Carina Leagues Club today announced the launch of its inaugural $10,000 education bursary, in a bid to provide more opportunities for its staff and people pursuing a career in hospitality.

The bursary will be open to Carina Leagues Club employees, with applications assessed by a leadership panel and the funds distributed among up to four employees each year.

The program is the latest in a series of training and development initiatives the club has implemented to stay ahead of tough employment market conditions and attract and retain more people within the industry.

Carina Leagues Club General Manager Adam Wiencke said the club has a proud history of supporting staff with career pathway development and industry apprenticeships for youth and was one of the first clubs in Queensland to have its own full-time Culture Manager to support workplace wellbeing.

“Innovation is at the heart of the club’s approach to everything, including recruitment and retention. We’re always focused on new ways to offer staff more flexibility, stability and growth opportunities,” Mr Wiencke said.
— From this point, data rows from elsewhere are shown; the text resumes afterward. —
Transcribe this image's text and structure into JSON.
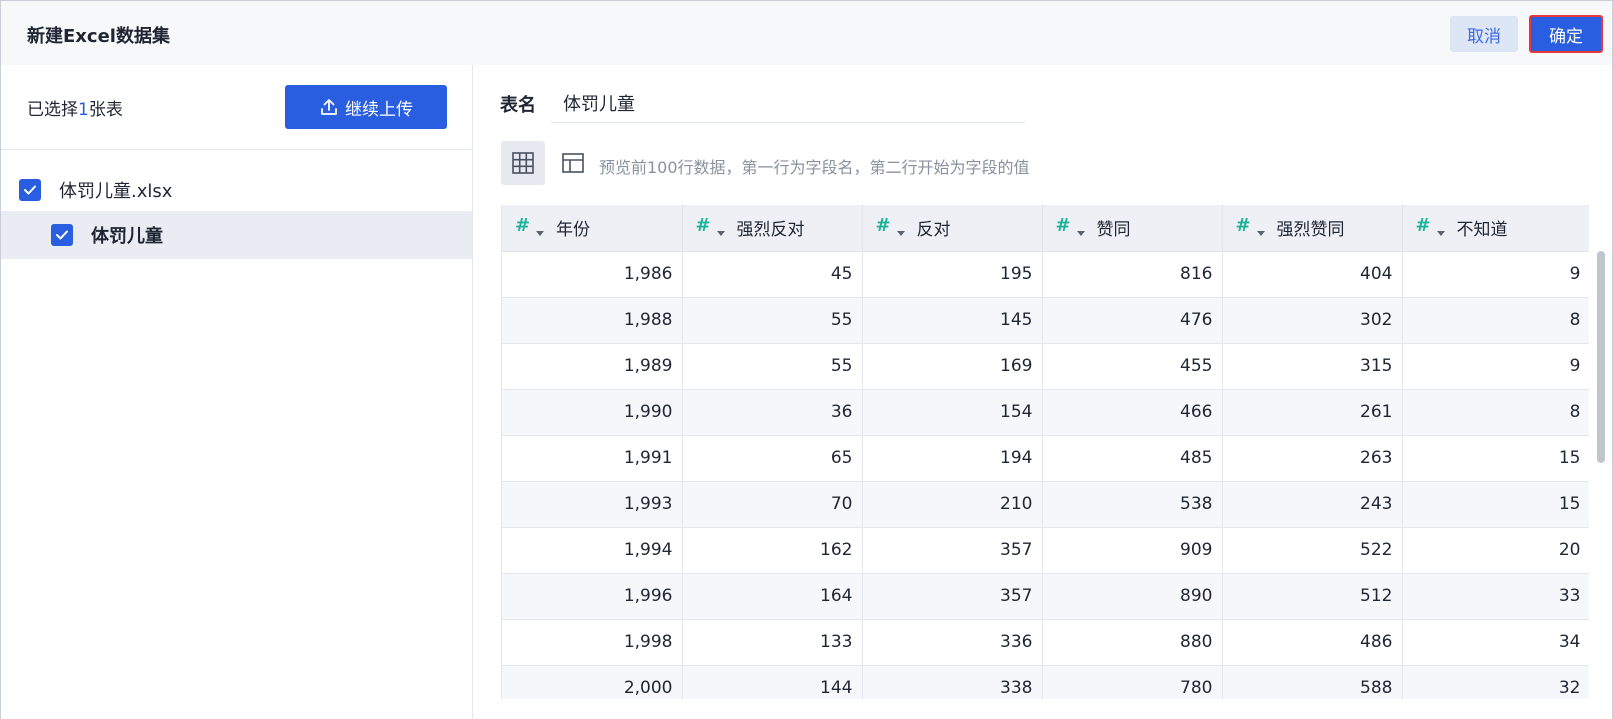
{
  "dialog": {
    "title": "新建Excel数据集",
    "cancel_label": "取消",
    "ok_label": "确定"
  },
  "left": {
    "selected_prefix": "已选择",
    "selected_count": "1",
    "selected_suffix": "张表",
    "upload_label": "继续上传",
    "file_name": "体罚儿童.xlsx",
    "sheet_name": "体罚儿童"
  },
  "right": {
    "table_name_label": "表名",
    "table_name_value": "体罚儿童",
    "preview_hint": "预览前100行数据，第一行为字段名，第二行开始为字段的值"
  },
  "table": {
    "columns": [
      "年份",
      "强烈反对",
      "反对",
      "赞同",
      "强烈赞同",
      "不知道"
    ],
    "rows": [
      [
        "1,986",
        "45",
        "195",
        "816",
        "404",
        "9"
      ],
      [
        "1,988",
        "55",
        "145",
        "476",
        "302",
        "8"
      ],
      [
        "1,989",
        "55",
        "169",
        "455",
        "315",
        "9"
      ],
      [
        "1,990",
        "36",
        "154",
        "466",
        "261",
        "8"
      ],
      [
        "1,991",
        "65",
        "194",
        "485",
        "263",
        "15"
      ],
      [
        "1,993",
        "70",
        "210",
        "538",
        "243",
        "15"
      ],
      [
        "1,994",
        "162",
        "357",
        "909",
        "522",
        "20"
      ],
      [
        "1,996",
        "164",
        "357",
        "890",
        "512",
        "33"
      ],
      [
        "1,998",
        "133",
        "336",
        "880",
        "486",
        "34"
      ],
      [
        "2,000",
        "144",
        "338",
        "780",
        "588",
        "32"
      ]
    ]
  },
  "colors": {
    "primary": "#2a5ee0",
    "field_type_icon": "#1fb29a",
    "ok_outline": "#e8373a"
  },
  "icons": {
    "field_type": "hash-icon",
    "upload": "upload-icon",
    "grid_view": "grid-view-icon",
    "layout_view": "layout-view-icon",
    "checkbox": "checkbox-checked-icon"
  }
}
“Our community donation programs have also played a role in attracting particularly younger people who want to work for an organisation that gives back. Every visit to a community club has an impact, and that gives the work we do such a strong sense of meaning and purpose.”
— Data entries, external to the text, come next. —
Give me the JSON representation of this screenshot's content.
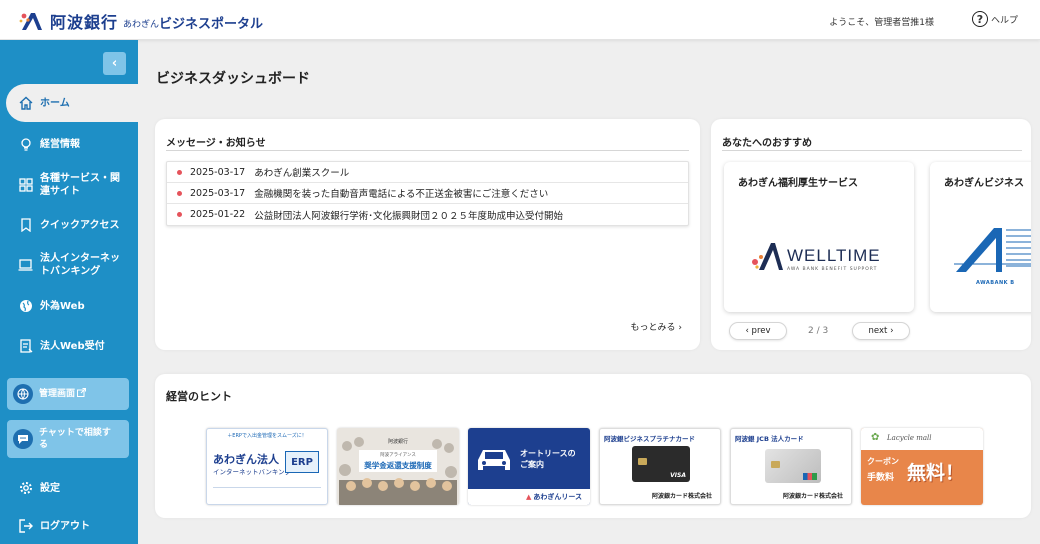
{
  "header": {
    "bank_name": "阿波銀行",
    "portal_prefix": "あわぎん",
    "portal_name": "ビジネスポータル",
    "welcome_text": "ようこそ、管理者営推1様",
    "help_label": "ヘルプ"
  },
  "sidebar": {
    "collapse_label": "‹",
    "items": [
      {
        "label": "ホーム",
        "icon": "home-icon"
      },
      {
        "label": "経営情報",
        "icon": "lightbulb-icon"
      },
      {
        "label": "各種サービス・関連サイト",
        "icon": "grid-icon"
      },
      {
        "label": "クイックアクセス",
        "icon": "bookmark-icon"
      },
      {
        "label": "法人インターネットバンキング",
        "icon": "laptop-icon"
      },
      {
        "label": "外為Web",
        "icon": "globe-icon"
      },
      {
        "label": "法人Web受付",
        "icon": "form-icon"
      }
    ],
    "external": [
      {
        "label": "管理画面",
        "icon": "globe-icon"
      },
      {
        "label": "チャットで相談する",
        "icon": "chat-icon"
      }
    ],
    "settings_label": "設定",
    "logout_label": "ログアウト"
  },
  "main": {
    "page_title": "ビジネスダッシュボード",
    "messages": {
      "title": "メッセージ・お知らせ",
      "items": [
        {
          "date": "2025-03-17",
          "text": "あわぎん創業スクール"
        },
        {
          "date": "2025-03-17",
          "text": "金融機関を装った自動音声電話による不正送金被害にご注意ください"
        },
        {
          "date": "2025-01-22",
          "text": "公益財団法人阿波銀行学術･文化振興財団２０２５年度助成申込受付開始"
        }
      ],
      "more_label": "もっとみる ›"
    },
    "recommend": {
      "title": "あなたへのおすすめ",
      "cards": [
        {
          "title": "あわぎん福利厚生サービス",
          "logo_text": "WELLTIME",
          "logo_sub": "AWA BANK BENEFIT SUPPORT"
        },
        {
          "title": "あわぎんビジネス",
          "logo_text": "AWABANK B"
        }
      ],
      "prev_label": "‹  prev",
      "next_label": "next  ›",
      "page_indicator": "2 / 3"
    },
    "tips": {
      "title": "経営のヒント",
      "banners": [
        {
          "top": "＋ERPで入出金管理をスムーズに！",
          "main": "あわぎん法人",
          "sub": "インターネットバンキング",
          "badge": "ERP"
        },
        {
          "top": "阿波銀行",
          "main": "奨学金返還支援制度",
          "sub": "阿波アライアンス"
        },
        {
          "main": "オートリースの",
          "main2": "ご案内",
          "footer": "あわぎんリース"
        },
        {
          "title": "阿波銀ビジネスプラチナカード",
          "footer": "阿波銀カード株式会社",
          "brand": "VISA"
        },
        {
          "title": "阿波銀 JCB 法人カード",
          "footer": "阿波銀カード株式会社"
        },
        {
          "top": "Lacycle mall",
          "main": "クーポン",
          "main2": "手数料",
          "big": "無料！"
        }
      ]
    }
  },
  "colors": {
    "sidebar": "#1e8fc6",
    "brand_navy": "#1d3f8f",
    "accent_red": "#e5535b"
  }
}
The 2023 Jobs and Skills Report, released this month by the new Jobs and Skills Australia agency, showed accommodation and hospitality managers and waiters were some of the most in-demand roles facing labour and skill shortages, with chefs among the top 20 most in-demand jobs in Queensland.

“We’re not immune to the struggles many industries have had in recovering from Covid and adapting to economic pressures, but our commitment to giving back to our community gives us a point of difference compared to many other hospitality employers,” Mr Wiencke said.

“We want to build community clubs up as a long-term employment and career option for ambitious and values-driven people, rather than a stop-gap or short-term option. To do that requires a commitment to quality and accessible training, education and development.”

Carina Leagues Club has no shortage of long-term employees, with marketing manager Tayla Neilen approaching almost a decade of service, after originally joining the club as a kids club attendant.

“I started my journey with Carina as a Christmas worker and so it’s surreal that I’m now the Marketing Manager at the Club,” Ms Neilen said.

“At the time I just wanted to make some extra money over the holidays, but since then Carina has helped me shape my career over the long term. I love the commitment to people and progress – it’s made me realise there’s more to a community club than what you might think when you first walk through the door.”

“The leadership team has been so supportive of my career, including sponsoring me to complete a Bachelor of Business as part of its Degree for Free program in 2018. That kind of investment into my career has just been invaluable and it’s really exciting that more people at the club will get to experience that.”

To apply for a role at Carina Leagues Club, visit